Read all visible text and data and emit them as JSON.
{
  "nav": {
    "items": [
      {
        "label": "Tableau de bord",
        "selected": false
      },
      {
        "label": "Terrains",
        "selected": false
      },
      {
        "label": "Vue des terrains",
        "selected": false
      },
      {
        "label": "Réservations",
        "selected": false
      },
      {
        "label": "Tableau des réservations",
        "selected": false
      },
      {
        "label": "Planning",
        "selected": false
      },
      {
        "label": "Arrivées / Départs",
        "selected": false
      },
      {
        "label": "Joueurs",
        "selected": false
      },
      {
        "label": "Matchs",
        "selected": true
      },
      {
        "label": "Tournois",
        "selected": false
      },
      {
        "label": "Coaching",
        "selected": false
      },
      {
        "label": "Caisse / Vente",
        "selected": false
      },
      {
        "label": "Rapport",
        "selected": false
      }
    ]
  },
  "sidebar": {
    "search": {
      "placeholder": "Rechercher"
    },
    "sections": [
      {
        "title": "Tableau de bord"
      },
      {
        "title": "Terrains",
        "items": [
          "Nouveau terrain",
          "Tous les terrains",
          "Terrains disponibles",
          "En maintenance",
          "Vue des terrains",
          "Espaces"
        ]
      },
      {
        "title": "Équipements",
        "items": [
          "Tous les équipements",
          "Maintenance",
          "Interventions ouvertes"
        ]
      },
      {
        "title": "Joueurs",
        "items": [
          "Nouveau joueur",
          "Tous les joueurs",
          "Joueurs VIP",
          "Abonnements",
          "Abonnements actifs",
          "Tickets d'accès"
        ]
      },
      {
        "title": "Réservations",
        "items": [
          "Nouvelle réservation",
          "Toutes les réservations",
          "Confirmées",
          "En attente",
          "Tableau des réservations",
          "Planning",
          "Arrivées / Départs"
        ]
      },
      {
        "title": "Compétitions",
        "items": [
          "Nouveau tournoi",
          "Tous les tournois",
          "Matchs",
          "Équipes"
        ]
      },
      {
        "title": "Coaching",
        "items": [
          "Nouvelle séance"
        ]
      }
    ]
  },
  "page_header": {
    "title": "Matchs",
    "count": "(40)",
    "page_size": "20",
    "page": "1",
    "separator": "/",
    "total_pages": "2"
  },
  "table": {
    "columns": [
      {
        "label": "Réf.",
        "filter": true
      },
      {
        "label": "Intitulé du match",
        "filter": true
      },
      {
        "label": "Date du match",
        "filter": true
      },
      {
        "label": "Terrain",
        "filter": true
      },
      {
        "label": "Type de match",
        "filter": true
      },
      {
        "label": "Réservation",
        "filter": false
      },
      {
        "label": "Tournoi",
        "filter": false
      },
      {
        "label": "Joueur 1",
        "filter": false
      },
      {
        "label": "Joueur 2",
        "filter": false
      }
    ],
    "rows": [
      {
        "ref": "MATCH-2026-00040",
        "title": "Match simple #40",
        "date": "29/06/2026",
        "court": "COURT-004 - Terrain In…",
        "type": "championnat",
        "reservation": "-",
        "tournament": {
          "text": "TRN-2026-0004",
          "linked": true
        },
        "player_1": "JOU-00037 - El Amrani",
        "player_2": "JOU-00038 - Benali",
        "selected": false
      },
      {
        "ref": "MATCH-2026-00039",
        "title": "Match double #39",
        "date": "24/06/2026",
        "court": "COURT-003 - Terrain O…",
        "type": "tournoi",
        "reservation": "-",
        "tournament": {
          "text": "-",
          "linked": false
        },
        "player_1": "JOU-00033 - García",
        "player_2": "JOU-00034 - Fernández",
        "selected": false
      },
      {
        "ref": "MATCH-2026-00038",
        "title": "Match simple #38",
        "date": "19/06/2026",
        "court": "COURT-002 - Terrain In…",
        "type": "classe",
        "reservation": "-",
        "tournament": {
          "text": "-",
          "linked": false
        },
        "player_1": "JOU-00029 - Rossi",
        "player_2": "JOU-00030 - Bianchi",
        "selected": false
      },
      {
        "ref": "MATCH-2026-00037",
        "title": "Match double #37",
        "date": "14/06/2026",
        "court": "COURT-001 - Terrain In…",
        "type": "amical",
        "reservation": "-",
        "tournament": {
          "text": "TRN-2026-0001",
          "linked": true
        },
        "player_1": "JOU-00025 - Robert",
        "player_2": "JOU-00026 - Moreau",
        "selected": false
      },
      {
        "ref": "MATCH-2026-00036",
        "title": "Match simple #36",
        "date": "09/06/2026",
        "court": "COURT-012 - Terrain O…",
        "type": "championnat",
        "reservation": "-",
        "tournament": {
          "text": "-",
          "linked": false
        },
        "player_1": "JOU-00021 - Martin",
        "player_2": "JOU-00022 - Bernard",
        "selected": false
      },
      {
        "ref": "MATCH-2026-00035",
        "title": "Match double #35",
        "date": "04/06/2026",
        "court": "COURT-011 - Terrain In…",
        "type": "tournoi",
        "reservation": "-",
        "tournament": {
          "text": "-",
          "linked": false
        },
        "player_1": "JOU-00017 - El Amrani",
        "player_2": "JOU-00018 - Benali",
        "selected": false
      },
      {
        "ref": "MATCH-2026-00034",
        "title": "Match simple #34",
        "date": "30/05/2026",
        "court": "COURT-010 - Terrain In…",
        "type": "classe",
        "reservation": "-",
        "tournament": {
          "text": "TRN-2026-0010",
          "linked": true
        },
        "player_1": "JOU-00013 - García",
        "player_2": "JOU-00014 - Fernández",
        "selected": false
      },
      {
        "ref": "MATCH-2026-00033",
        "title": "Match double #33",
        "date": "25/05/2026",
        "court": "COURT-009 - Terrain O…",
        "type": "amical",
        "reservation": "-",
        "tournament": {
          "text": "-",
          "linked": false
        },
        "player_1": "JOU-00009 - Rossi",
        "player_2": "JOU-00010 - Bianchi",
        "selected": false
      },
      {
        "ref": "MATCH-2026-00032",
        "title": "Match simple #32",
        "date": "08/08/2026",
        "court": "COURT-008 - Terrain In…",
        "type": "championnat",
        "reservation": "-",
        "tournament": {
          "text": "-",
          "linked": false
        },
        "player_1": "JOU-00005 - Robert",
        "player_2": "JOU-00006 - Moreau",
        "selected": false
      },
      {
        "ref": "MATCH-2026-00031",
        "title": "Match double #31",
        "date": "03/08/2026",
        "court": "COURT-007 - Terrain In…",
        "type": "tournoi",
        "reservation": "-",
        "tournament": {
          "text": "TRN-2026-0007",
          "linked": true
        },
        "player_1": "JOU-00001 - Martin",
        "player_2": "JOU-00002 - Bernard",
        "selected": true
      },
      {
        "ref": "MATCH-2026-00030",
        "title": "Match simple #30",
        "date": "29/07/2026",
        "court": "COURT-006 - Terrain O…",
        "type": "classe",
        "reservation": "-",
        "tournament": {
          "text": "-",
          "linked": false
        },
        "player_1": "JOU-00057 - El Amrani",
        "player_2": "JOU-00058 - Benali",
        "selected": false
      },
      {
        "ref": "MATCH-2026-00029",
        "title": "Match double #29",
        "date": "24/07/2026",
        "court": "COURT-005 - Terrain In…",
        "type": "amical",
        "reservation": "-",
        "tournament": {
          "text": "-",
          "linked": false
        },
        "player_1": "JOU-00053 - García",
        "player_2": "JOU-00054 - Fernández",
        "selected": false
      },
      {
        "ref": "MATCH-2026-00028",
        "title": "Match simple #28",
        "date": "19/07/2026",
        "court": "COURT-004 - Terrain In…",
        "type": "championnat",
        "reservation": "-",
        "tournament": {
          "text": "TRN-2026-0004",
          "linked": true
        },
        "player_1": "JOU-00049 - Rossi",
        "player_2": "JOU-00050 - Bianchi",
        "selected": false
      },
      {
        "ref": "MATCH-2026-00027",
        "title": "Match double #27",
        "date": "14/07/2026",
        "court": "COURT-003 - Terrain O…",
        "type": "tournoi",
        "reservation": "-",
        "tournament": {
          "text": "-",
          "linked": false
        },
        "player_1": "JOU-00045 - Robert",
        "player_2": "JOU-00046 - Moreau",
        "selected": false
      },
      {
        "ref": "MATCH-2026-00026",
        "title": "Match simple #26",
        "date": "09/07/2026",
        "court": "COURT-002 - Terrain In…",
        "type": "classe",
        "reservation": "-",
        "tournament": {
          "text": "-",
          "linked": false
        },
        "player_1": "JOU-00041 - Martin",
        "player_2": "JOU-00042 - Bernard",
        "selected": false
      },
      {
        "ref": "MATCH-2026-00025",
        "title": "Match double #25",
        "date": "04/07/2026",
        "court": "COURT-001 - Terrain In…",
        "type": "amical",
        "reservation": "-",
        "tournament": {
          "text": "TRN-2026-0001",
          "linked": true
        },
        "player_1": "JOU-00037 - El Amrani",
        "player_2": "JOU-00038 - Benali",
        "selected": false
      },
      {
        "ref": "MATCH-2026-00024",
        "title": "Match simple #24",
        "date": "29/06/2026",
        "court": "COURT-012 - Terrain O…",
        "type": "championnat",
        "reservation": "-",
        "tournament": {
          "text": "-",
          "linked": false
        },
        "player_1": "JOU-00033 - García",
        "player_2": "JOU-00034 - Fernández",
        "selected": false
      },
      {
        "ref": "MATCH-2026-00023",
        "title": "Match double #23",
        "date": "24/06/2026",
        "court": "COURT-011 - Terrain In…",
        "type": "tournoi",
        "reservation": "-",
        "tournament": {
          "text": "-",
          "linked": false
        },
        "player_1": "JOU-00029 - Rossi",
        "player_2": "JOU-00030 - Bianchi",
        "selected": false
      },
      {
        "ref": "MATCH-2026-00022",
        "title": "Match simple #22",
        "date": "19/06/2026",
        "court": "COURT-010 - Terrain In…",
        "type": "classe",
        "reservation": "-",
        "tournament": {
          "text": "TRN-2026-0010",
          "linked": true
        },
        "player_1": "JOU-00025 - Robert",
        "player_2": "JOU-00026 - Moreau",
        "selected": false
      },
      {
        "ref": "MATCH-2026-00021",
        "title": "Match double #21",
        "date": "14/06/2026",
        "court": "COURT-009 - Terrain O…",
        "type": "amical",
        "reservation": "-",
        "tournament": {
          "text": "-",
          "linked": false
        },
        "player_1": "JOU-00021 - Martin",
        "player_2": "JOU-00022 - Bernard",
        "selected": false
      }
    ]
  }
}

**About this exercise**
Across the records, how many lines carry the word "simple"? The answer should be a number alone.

**Answer for this exercise**
10